_Problem to work on_: Among the entries, which lines carry the string "kind"? Copy each of them.
- - -
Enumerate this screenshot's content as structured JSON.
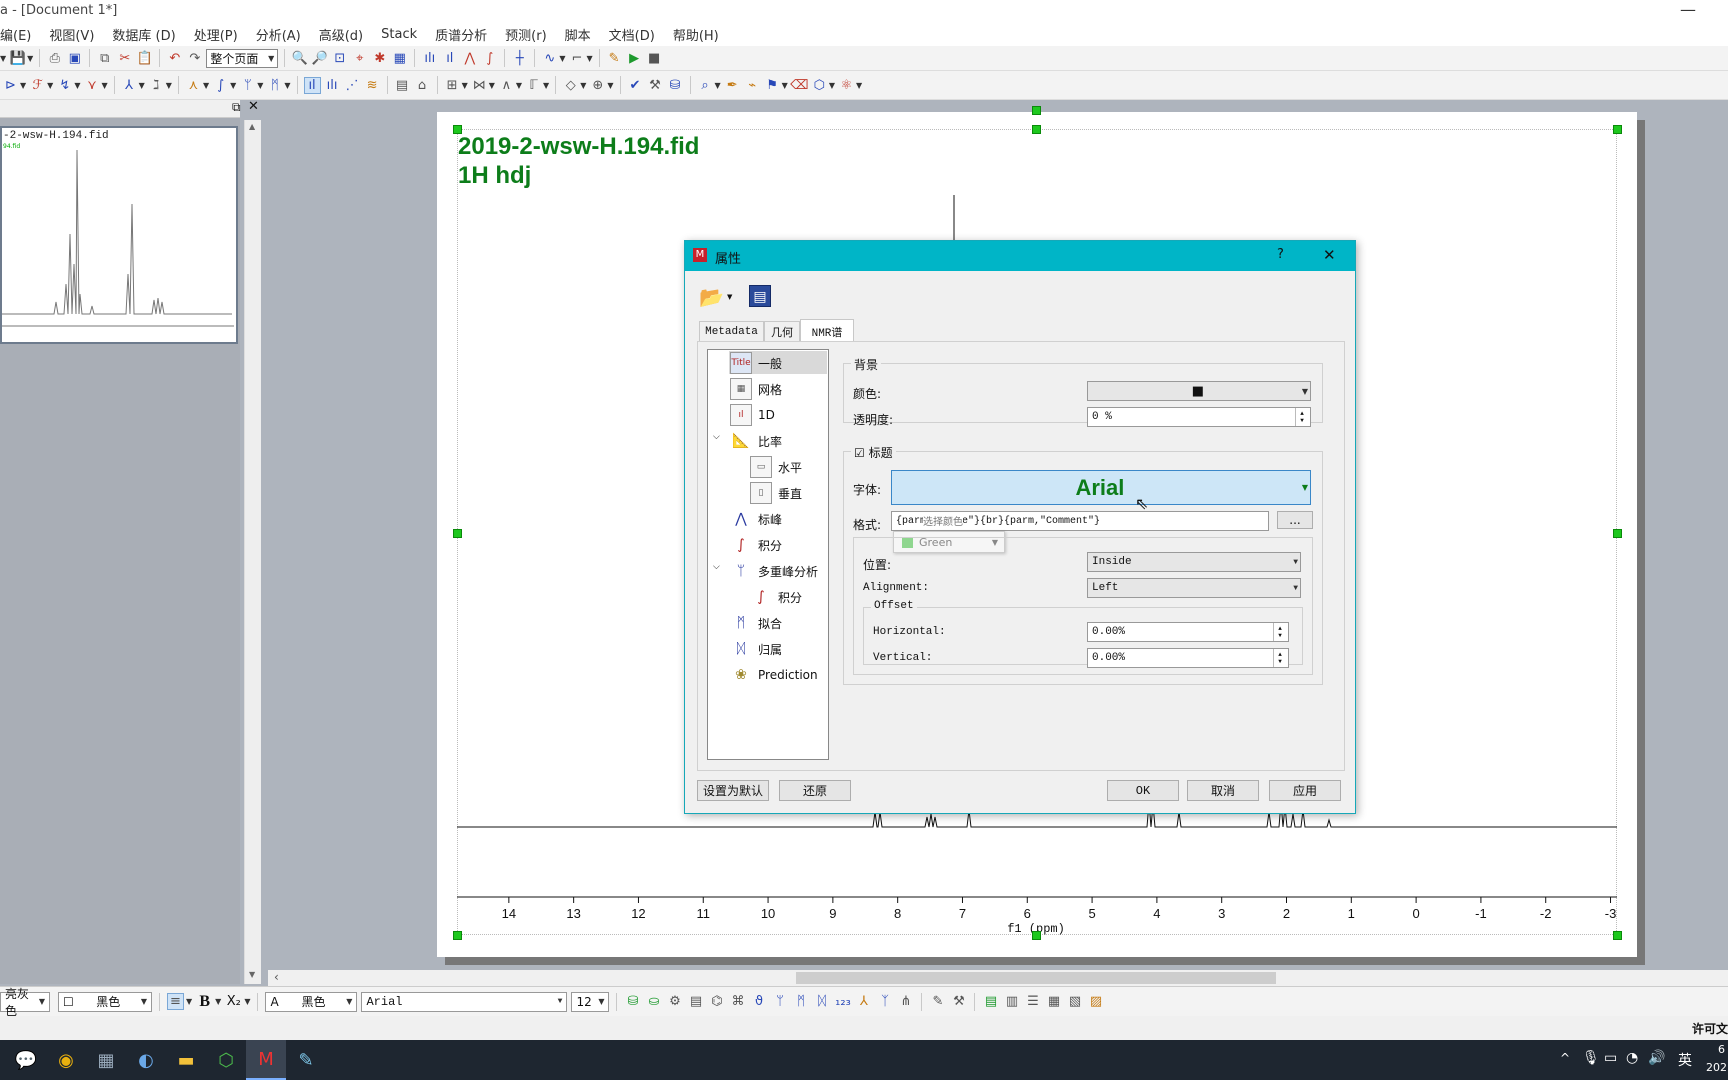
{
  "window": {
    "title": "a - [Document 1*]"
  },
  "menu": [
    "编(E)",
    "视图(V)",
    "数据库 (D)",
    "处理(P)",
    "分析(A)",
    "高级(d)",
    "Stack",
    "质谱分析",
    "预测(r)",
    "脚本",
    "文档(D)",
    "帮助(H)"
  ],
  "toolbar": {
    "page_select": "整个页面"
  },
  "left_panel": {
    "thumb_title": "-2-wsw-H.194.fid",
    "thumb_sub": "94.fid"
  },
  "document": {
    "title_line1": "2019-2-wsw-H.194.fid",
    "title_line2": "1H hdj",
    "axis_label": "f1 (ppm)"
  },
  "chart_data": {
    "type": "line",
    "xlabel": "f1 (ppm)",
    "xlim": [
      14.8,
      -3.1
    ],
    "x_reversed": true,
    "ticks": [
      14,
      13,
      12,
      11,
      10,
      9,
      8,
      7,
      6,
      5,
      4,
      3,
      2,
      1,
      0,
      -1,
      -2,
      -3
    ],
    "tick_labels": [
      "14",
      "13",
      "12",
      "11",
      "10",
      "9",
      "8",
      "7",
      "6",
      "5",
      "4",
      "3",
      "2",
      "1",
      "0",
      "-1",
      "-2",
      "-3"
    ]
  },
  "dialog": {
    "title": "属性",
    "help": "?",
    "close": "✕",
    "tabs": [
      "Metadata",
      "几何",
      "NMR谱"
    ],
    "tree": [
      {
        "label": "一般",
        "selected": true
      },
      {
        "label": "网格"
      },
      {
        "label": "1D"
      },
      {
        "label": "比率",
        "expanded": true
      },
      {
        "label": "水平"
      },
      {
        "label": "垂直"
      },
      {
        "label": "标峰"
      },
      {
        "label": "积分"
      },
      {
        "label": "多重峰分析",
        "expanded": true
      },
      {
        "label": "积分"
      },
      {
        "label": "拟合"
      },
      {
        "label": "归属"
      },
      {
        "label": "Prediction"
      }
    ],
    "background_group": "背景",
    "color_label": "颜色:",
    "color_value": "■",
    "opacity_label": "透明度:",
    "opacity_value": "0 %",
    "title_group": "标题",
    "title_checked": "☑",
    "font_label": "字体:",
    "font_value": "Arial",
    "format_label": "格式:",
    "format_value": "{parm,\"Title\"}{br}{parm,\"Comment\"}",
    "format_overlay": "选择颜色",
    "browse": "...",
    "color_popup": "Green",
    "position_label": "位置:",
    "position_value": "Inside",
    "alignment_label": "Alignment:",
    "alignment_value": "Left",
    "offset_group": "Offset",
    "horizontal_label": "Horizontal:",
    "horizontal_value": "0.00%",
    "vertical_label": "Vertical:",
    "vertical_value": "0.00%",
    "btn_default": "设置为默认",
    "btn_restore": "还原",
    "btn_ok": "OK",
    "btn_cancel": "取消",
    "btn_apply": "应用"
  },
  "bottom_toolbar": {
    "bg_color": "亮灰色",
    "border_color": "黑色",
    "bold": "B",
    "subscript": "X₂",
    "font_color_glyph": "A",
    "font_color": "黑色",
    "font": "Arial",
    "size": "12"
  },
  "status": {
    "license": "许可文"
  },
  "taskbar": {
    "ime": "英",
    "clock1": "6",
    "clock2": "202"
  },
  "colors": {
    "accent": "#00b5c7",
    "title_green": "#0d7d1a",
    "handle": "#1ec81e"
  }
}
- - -
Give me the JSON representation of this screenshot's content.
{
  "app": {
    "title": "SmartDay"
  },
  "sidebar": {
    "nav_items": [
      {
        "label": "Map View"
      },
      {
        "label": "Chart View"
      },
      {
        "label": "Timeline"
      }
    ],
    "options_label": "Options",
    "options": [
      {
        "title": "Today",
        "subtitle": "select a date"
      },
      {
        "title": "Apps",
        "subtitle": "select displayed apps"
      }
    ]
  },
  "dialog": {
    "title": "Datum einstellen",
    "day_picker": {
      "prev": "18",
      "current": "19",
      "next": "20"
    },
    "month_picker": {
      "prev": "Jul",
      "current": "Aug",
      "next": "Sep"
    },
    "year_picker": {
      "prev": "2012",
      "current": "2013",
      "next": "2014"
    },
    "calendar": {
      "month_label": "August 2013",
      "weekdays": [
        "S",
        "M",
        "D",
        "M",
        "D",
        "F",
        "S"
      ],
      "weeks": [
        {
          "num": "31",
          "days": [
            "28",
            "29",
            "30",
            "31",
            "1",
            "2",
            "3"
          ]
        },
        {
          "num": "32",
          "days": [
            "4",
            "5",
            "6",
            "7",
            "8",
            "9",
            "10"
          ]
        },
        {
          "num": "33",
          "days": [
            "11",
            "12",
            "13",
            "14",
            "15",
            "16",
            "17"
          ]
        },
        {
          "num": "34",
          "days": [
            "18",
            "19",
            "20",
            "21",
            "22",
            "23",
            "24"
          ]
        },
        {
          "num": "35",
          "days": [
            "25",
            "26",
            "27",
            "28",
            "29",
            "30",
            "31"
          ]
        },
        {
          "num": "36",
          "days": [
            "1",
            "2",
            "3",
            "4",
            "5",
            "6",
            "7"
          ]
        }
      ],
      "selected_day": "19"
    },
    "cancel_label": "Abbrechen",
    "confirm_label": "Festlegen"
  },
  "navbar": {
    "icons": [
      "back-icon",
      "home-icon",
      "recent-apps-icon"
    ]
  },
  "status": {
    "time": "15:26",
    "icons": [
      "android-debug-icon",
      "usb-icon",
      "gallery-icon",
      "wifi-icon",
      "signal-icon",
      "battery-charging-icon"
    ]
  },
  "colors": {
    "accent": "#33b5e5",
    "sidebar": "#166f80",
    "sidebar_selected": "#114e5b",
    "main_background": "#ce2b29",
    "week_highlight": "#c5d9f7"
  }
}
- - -
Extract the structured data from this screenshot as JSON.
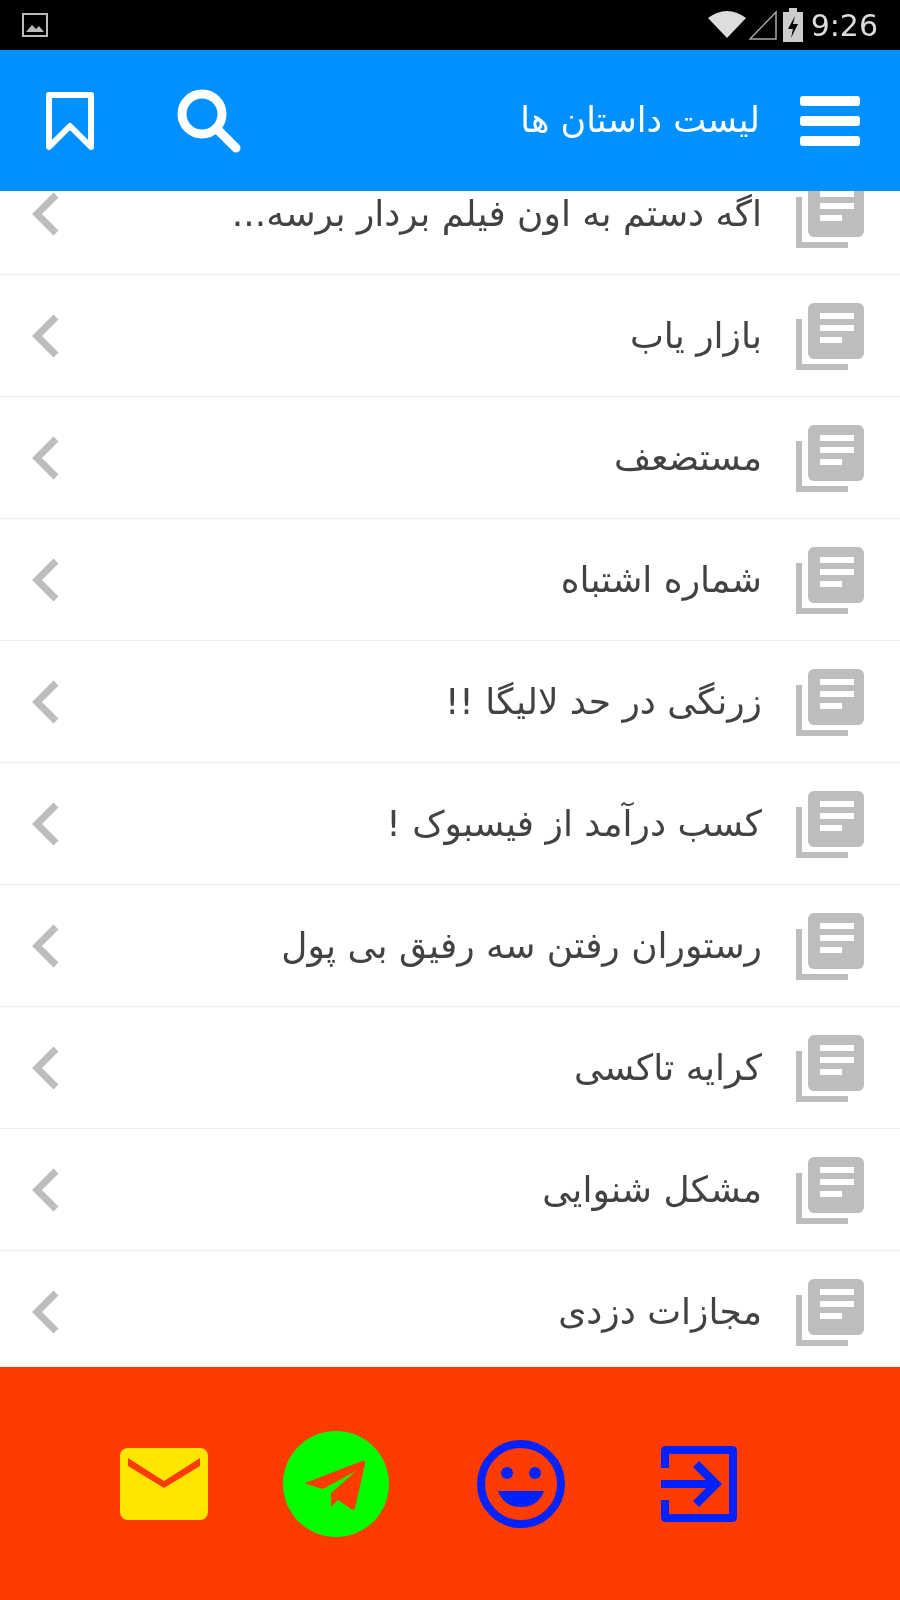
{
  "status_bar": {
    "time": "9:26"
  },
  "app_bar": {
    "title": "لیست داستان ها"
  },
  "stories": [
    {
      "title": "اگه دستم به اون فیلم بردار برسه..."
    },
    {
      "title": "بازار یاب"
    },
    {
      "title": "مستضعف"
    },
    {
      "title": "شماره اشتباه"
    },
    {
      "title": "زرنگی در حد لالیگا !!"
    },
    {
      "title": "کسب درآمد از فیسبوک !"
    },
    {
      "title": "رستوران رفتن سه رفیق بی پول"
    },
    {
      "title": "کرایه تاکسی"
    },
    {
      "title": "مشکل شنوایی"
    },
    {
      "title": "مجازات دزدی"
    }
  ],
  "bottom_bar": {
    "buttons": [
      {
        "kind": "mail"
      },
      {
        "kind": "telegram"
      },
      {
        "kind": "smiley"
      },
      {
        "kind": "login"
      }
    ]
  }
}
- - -
_Output for this exercise_:
        "kind": "mail"
        "kind": "telegram"
        "kind": "smiley"
        "kind": "login"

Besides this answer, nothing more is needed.